Jonathan Brooks (Nick Cassavetes) is a successful psychiatrist whose life gets all screwed up because, well look — women will screw you up. I’m not being sexist. Far from it, in praise of women, no man will ever make me do the things that a woman can.

That mystery woman is Laura (Shannon Wirry) and yes, she has two personalities.

Cue the saxophones.

Cue the soft-focus sex.

Richard Roundtree shows up as Detective Harry Reems, which should remind you that hey, Gregory Dark directed this, like how Tiffany MIllion is in the cast.

I’m also always so happy to see Sandahl Bergman in any movie.

So — after a week of these movies, I can tell you that this isn’t Dark’s best, but it definitely has style. His movies look like Patrick Nagel come alive, with neon hues, marble columns and smoke.

Dark’s Animal Instincts had been a success and seeing as how Dark and Wirry both made this, it was released in England as Animal Instincts 2, which had to be confusing when Animal Instincts 2 came out. So in the UK, you may know this as Animal Instincts 3. I mean, you may be confused, but you may also be watching this with one hand.

 

GREGORY DARK WEEK: Sins of the Night (1993)

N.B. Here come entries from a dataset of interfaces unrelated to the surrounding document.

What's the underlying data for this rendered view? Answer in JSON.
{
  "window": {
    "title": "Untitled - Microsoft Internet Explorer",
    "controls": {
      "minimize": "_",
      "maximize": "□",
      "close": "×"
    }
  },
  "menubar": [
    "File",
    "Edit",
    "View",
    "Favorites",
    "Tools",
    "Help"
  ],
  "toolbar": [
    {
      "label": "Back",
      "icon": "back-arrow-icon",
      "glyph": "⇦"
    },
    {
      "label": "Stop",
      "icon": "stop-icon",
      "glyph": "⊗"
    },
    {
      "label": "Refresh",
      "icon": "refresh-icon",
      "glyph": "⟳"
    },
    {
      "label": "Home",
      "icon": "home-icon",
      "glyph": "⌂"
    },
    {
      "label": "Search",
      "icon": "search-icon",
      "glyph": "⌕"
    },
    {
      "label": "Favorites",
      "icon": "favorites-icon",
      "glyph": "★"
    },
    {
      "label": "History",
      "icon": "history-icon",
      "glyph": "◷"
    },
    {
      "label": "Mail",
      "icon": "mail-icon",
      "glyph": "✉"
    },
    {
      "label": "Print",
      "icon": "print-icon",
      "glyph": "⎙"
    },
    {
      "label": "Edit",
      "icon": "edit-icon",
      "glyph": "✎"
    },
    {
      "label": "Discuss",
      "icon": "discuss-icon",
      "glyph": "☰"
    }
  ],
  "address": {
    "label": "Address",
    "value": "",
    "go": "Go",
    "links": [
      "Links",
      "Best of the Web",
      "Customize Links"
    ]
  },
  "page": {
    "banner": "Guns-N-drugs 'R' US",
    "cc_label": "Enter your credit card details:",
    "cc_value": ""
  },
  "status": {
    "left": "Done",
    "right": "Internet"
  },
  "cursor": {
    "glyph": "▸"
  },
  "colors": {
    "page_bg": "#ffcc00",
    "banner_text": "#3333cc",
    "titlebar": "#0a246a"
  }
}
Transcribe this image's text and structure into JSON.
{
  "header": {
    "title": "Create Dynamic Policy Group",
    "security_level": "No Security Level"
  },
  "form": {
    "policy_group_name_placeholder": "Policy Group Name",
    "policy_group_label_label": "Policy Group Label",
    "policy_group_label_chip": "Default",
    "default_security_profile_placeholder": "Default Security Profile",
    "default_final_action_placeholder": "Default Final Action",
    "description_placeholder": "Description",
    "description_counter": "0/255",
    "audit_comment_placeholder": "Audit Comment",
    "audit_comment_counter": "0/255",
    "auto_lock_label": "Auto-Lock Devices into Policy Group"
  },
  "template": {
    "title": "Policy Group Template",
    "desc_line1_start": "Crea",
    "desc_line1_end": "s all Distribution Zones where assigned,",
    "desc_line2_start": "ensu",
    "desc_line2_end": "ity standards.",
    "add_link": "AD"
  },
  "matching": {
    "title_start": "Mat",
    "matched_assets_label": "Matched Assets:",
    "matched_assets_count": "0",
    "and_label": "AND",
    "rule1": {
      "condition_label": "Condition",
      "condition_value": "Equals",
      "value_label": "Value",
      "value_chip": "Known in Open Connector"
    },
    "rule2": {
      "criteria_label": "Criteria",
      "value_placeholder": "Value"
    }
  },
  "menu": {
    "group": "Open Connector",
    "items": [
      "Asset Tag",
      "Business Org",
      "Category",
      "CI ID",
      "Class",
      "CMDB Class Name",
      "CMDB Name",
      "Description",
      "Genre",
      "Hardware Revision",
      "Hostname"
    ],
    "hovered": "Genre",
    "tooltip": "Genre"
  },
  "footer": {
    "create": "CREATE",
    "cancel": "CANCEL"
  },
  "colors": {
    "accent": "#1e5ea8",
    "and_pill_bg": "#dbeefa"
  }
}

Jack Nietsche (Nick Cassavetes) is an ex-con insurance investigator for Anaconda Casualty Company. He meets his boss Ted Quincy’s ex-lover Roxie (Deborah Shelton, who before she became a star on Dallas made Dangerous Cargo, a movie even rougher than this), who wants his help to kill his boss and her abusive husband Tony Falcone (Miles O’Keefe, Ator himself!).

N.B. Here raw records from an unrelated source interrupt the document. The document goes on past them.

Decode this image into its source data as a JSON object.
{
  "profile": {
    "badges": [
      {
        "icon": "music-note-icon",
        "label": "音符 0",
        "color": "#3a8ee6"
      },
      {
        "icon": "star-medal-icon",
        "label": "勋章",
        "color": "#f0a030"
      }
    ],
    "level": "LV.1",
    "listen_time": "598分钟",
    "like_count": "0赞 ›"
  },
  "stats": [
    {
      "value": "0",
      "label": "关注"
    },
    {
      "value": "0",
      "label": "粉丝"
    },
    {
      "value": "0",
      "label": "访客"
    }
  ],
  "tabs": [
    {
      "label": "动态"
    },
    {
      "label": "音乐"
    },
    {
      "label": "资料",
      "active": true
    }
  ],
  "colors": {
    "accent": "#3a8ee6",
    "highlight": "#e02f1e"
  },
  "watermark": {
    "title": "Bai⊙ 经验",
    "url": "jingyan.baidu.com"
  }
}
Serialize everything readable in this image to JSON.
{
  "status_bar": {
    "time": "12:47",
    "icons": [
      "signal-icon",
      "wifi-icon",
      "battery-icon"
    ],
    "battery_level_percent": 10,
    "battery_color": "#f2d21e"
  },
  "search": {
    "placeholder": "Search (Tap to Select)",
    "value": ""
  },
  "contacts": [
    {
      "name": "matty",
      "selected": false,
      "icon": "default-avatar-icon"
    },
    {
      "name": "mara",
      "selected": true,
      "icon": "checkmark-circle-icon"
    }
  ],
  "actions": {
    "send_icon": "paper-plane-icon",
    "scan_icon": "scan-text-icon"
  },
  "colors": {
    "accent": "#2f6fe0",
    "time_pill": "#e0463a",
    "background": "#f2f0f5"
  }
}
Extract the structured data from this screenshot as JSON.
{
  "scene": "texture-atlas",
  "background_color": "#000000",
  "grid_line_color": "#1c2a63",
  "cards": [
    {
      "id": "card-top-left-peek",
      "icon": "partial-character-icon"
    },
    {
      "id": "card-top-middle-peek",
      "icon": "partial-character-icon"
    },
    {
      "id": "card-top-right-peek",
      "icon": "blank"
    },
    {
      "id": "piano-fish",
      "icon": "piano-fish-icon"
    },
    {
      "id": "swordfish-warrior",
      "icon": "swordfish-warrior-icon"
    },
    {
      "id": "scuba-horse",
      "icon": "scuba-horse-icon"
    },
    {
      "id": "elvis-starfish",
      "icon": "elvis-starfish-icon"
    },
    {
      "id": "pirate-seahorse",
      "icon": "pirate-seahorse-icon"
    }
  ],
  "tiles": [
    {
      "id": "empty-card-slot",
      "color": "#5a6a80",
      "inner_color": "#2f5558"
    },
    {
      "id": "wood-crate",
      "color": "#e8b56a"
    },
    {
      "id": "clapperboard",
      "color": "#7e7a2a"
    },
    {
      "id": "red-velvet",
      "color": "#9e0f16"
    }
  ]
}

Richard Roundtree shows up, but perhaps the real stars are the saxophone-rich music on the soundtrack, the foggy nights, the neon-lit streets burning into your eyes across VHS dubs from decades ago.

Gregory Dark started by telling us porn was dead, then created his own genre, the erotic direct to video and cable thriller, which owes a lot to giallo, but still…even the movies that he makes that aren’t perfect have some strange angle to them in some way that’s worth exploring. He claimed on an episode of The Rialto Report that he had an early memory of his mother and her friends in Las Vegas wearing heels at a hotel pool, wondering why they would do that without realizing that she was looking for a new husband. That informs so much of his work, when you think about it.

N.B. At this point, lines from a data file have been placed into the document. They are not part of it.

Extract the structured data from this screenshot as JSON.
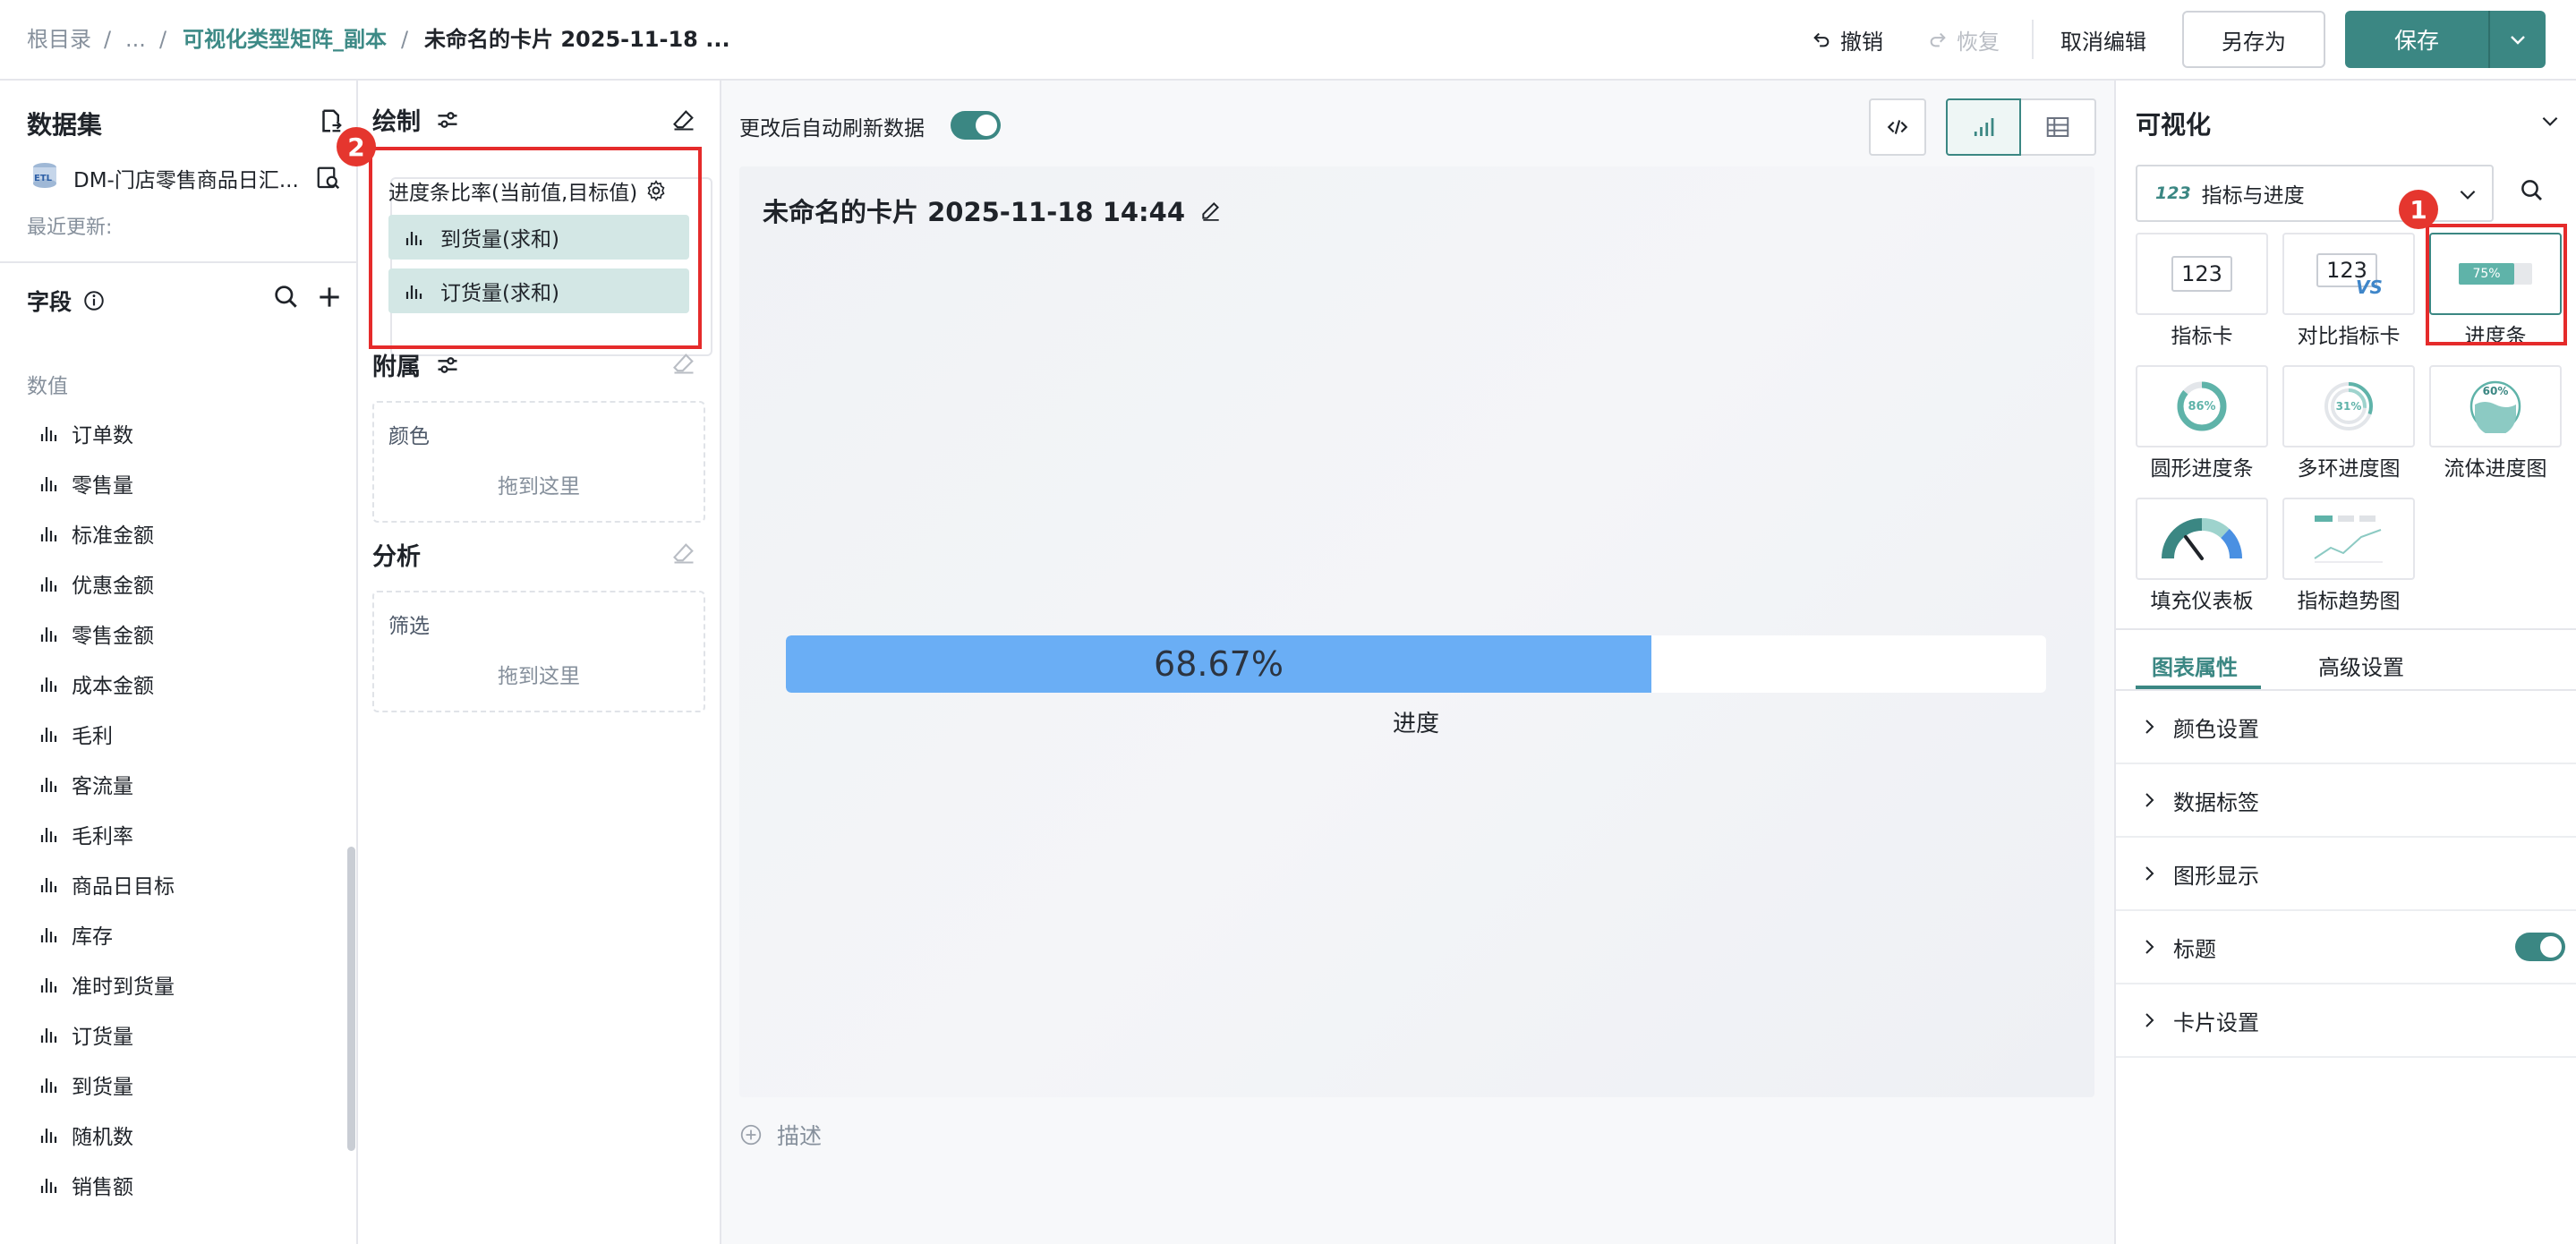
{
  "topbar": {
    "crumb_root": "根目录",
    "crumb_sep1": "/",
    "crumb_ellipsis": "...",
    "crumb_sep2": "/",
    "crumb_parent": "可视化类型矩阵_副本",
    "crumb_sep3": "/",
    "crumb_current": "未命名的卡片 2025-11-18 ...",
    "undo": "撤销",
    "redo": "恢复",
    "cancel_edit": "取消编辑",
    "save_as": "另存为",
    "save": "保存"
  },
  "dataset": {
    "title": "数据集",
    "name": "DM-门店零售商品日汇...",
    "recent_update": "最近更新:",
    "fields_title": "字段",
    "group_label": "数值",
    "fields": [
      "订单数",
      "零售量",
      "标准金额",
      "优惠金额",
      "零售金额",
      "成本金额",
      "毛利",
      "客流量",
      "毛利率",
      "商品日目标",
      "库存",
      "准时到货量",
      "订货量",
      "到货量",
      "随机数",
      "销售额"
    ]
  },
  "config": {
    "draw_title": "绘制",
    "progress_label": "进度条比率(当前值,目标值)",
    "pills": [
      "到货量(求和)",
      "订货量(求和)"
    ],
    "attach_title": "附属",
    "color_label": "颜色",
    "drop_hint_color": "拖到这里",
    "analysis_title": "分析",
    "filter_label": "筛选",
    "drop_hint_filter": "拖到这里",
    "badge_2": "2"
  },
  "canvas": {
    "auto_refresh_label": "更改后自动刷新数据",
    "card_title": "未命名的卡片 2025-11-18 14:44",
    "progress_value": 0.6867,
    "progress_text": "68.67%",
    "progress_caption": "进度",
    "describe": "描述"
  },
  "viz": {
    "title": "可视化",
    "category": "指标与进度",
    "category_prefix": "123",
    "badge_1": "1",
    "items": [
      {
        "label": "指标卡",
        "icon": "kpi-card-icon",
        "thumb": "123"
      },
      {
        "label": "对比指标卡",
        "icon": "compare-kpi-icon",
        "thumb": "123",
        "thumb2": "VS"
      },
      {
        "label": "进度条",
        "icon": "progress-bar-icon",
        "thumb": "75%"
      },
      {
        "label": "圆形进度条",
        "icon": "ring-progress-icon",
        "thumb": "86%"
      },
      {
        "label": "多环进度图",
        "icon": "multi-ring-icon",
        "thumb": "31%"
      },
      {
        "label": "流体进度图",
        "icon": "liquid-progress-icon",
        "thumb": "60%"
      },
      {
        "label": "填充仪表板",
        "icon": "gauge-icon"
      },
      {
        "label": "指标趋势图",
        "icon": "kpi-trend-icon"
      }
    ],
    "tabs": [
      "图表属性",
      "高级设置"
    ],
    "props": [
      "颜色设置",
      "数据标签",
      "图形显示",
      "标题",
      "卡片设置"
    ]
  },
  "colors": {
    "accent": "#3b8783",
    "progress_fill": "#6aaef5",
    "highlight": "#e52b2b"
  }
}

Born Too Soon (1993)

You know, I try and watch TV movies to ease the strain of the outside world, so what explains why I spent all this time watching a movie about Emily Butterfield, a little girl who only lived 53 days and the toll it took on the relationship of Fox Butterfield and Elizabeth Mehren?

Is it the crush that I have on Pamela Reed, who plays the mother? Or perhaps the fact that I will watch anything that Michael Moriarty does? Or did seeing Terry O’Quinn’s name in the credits make me stay?

Noel Nosseck also directed the much more prurient films Best FriendsLas Vegas LadyYoungblood and Full Exposure: The Sex Tapes Scandal. He moved on to some level of prestige TV fare like No One Would Tell.

But man, this movie is just a non-stop punch to the heart and soul. I’d advise you not to watch it, unless you’re some kind of monster who likes watching people experience the worst pain of their lives.